The pandemic of diabetes mellitus represents a substantial global health challenge. Diabetes causes many long-term systemic complications that considerably impact the patient and society, as it typically affects individuals in their most productive years.(1) There are two types of diabetes, type 1 and 2. Type 1 diabetes mellitus (T1DM) is characterised by the destruction of beta cells in the pancreas by an autoimmune mechanism, whereas type 2 diabetes mellitus (T2DM) is a relationship between lifestyle and genetics.
The International Diabetes Federation published data that indicate that the prevalence of diabetes mellitus in Europe is 8.5% of people aged between 20 and 79 years, which means that 33 million people in the European Union are affected by this silent and severe condition.(2) The total number of people diagnosed with diabetes mellitus worldwide is projected to rise to 366 million in 2030.(3)

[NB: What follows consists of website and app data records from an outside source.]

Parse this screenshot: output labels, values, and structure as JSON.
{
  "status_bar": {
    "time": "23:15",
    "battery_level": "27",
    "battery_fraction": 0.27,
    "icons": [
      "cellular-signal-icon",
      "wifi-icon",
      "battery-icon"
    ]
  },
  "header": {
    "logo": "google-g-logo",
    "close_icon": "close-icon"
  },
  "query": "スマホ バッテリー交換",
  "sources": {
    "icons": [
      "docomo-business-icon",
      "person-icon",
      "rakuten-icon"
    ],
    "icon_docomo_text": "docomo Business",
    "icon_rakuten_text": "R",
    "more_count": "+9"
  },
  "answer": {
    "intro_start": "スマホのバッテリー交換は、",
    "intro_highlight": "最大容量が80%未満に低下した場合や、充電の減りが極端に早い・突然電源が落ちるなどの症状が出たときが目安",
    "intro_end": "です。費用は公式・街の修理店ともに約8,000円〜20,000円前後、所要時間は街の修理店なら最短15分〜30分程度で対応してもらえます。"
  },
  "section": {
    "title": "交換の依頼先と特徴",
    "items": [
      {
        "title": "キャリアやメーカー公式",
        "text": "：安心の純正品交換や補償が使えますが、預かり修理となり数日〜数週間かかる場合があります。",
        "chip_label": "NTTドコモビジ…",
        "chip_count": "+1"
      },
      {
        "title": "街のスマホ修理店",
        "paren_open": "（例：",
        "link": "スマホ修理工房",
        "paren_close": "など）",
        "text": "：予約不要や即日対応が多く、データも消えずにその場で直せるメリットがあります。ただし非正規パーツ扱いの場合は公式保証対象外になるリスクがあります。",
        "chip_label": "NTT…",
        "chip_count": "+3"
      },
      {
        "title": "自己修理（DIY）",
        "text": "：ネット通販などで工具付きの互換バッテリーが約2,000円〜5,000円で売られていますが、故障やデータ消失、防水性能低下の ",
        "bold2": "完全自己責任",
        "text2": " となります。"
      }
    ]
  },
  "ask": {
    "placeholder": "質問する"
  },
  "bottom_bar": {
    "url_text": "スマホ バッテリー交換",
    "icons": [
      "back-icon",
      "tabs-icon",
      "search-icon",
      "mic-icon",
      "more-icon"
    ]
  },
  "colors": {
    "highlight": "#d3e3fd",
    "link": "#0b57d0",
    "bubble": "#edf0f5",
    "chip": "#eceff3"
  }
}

Diabetic retinopathy represents microvascular end-organ damage as a result of diabetes. The Wisconsin Epidemiologic Study of Diabetic Retinopathy (WESDR) Cohort showed that after 20 years of diabetes mellitus, 99% of patients with type 1 and 60% of patients with type 2 show some retinopathy.(4) Furthermore, a meta-analysis of 14 prospective studies showed that 1 in 4 with diabetes develop diabetic retinopathy within the mean follow-up period of 5.7 years, whilst another meta-analysis of 35 prospective studies revealed an incidence of DR among people with diabetes of 34.6%.(5,6)

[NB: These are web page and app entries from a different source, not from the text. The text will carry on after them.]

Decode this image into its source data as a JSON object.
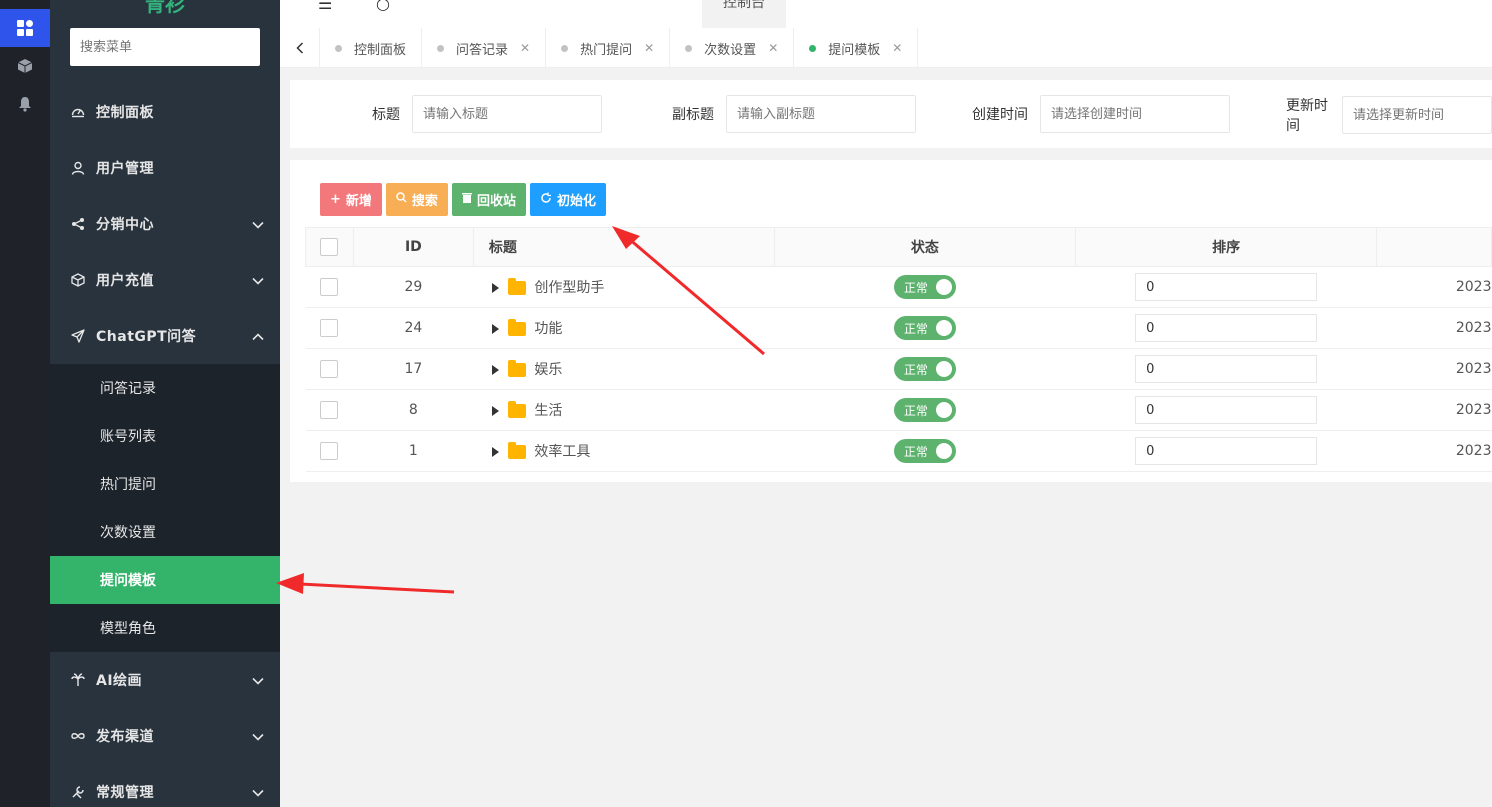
{
  "sidebar": {
    "logo": "青衫",
    "search_placeholder": "搜索菜单",
    "menu": [
      {
        "label": "控制面板",
        "icon": "dashboard-icon"
      },
      {
        "label": "用户管理",
        "icon": "user-icon"
      },
      {
        "label": "分销中心",
        "icon": "share-icon"
      },
      {
        "label": "用户充值",
        "icon": "box-icon"
      },
      {
        "label": "ChatGPT问答",
        "icon": "paper-plane-icon"
      }
    ],
    "submenu": [
      {
        "label": "问答记录"
      },
      {
        "label": "账号列表"
      },
      {
        "label": "热门提问"
      },
      {
        "label": "次数设置"
      },
      {
        "label": "提问模板"
      },
      {
        "label": "模型角色"
      }
    ],
    "menu_after": [
      {
        "label": "AI绘画",
        "icon": "palm-icon"
      },
      {
        "label": "发布渠道",
        "icon": "infinity-icon"
      },
      {
        "label": "常规管理",
        "icon": "tools-icon"
      }
    ]
  },
  "header": {
    "tab_label": "控制台"
  },
  "tabs": [
    {
      "label": "控制面板",
      "closable": false
    },
    {
      "label": "问答记录",
      "closable": true
    },
    {
      "label": "热门提问",
      "closable": true
    },
    {
      "label": "次数设置",
      "closable": true
    },
    {
      "label": "提问模板",
      "closable": true,
      "active": true
    }
  ],
  "filter": {
    "title_label": "标题",
    "title_placeholder": "请输入标题",
    "subtitle_label": "副标题",
    "subtitle_placeholder": "请输入副标题",
    "created_label": "创建时间",
    "created_placeholder": "请选择创建时间",
    "updated_label": "更新时间",
    "updated_placeholder": "请选择更新时间"
  },
  "toolbar": {
    "add_label": "新增",
    "search_label": "搜索",
    "recycle_label": "回收站",
    "init_label": "初始化"
  },
  "table": {
    "columns": [
      "ID",
      "标题",
      "状态",
      "排序"
    ],
    "rows": [
      {
        "id": "29",
        "title": "创作型助手",
        "status": "正常",
        "sort": "0",
        "time": "2023"
      },
      {
        "id": "24",
        "title": "功能",
        "status": "正常",
        "sort": "0",
        "time": "2023"
      },
      {
        "id": "17",
        "title": "娱乐",
        "status": "正常",
        "sort": "0",
        "time": "2023"
      },
      {
        "id": "8",
        "title": "生活",
        "status": "正常",
        "sort": "0",
        "time": "2023"
      },
      {
        "id": "1",
        "title": "效率工具",
        "status": "正常",
        "sort": "0",
        "time": "2023"
      }
    ]
  },
  "colors": {
    "accent_green": "#34b36a",
    "sidebar_bg": "#28333e",
    "arrow_red": "#f02a2a"
  }
}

There are established risk factors for developing diabetic retinopathy; diabetes duration, uncontrolled blood pressure and blood sugar levels, hypertension, dyslipidaemia, ethnicity, pregnancy, and smoking.(7) The role of glycated haemoglobin (HbA1c) in its correlation with the risk of developing and progressing diabetic retinopathy has been well established. The HbA1c is an important indicator of long-term glycemic control to reflect the cumulative glycemic history of the preceding two to three months.(8) There are two scales of HbA1c used in everyday clinical practice. The targets of diabetic patients under the old classification were between 6.5 and 7.5%, while the new measurement indicates 48-59 mmol/mol.(9) As per Diabetes Control and Complications Trial (DCCT), and later on confirmed by The Epidemiology of Diabetes Interventions and Complications Study (EDICS), the intensive control of blood glucose levels, where the mean HbA1c was 7.2%, achieved a decrease in the incidence of diabetic retinopathy by 76% and slowing the progression of diabetic retinopathy by 54%.(10,11)
Diabetic retinopathy ranges from non-proliferative diabetic retinopathy (NPDR) and its stages to proliferative diabetic retinopathy (PDR). The proliferative stage is defined by the presence of new vessels of the retina, optic disc, and/or iris and iridocorneal angle. As the disease progresses, associated diabetic macular oedema may also become apparent. Three major events are involved in the pathomechanism of diabetic retinopathy and, consequently, in diabetic macular oedema; capillary leakage, capillary occlusion, and retinal ischaemia with its sequelae.(7) On the molecular level, hyperglycemia leads to the activation of alternative pathways of glucose metabolism, such as the polyol pathway, advanced glycation endproducts (AGEs) formation, protein kinase C (PKC) activation, hexosamine pathway flux, and Poly(ADP-ribose) polymerase activation.(12,13) The result of these pathways is the activation of cytokines and growth factors, leading to vascular endothelial dysfunction, increased vascular permeability, and eventual microvascular occlusion.(12) Microvascular occlusion leads to retinal ischemia, which promotes neovascularisation and the formation of IRMAs.(12)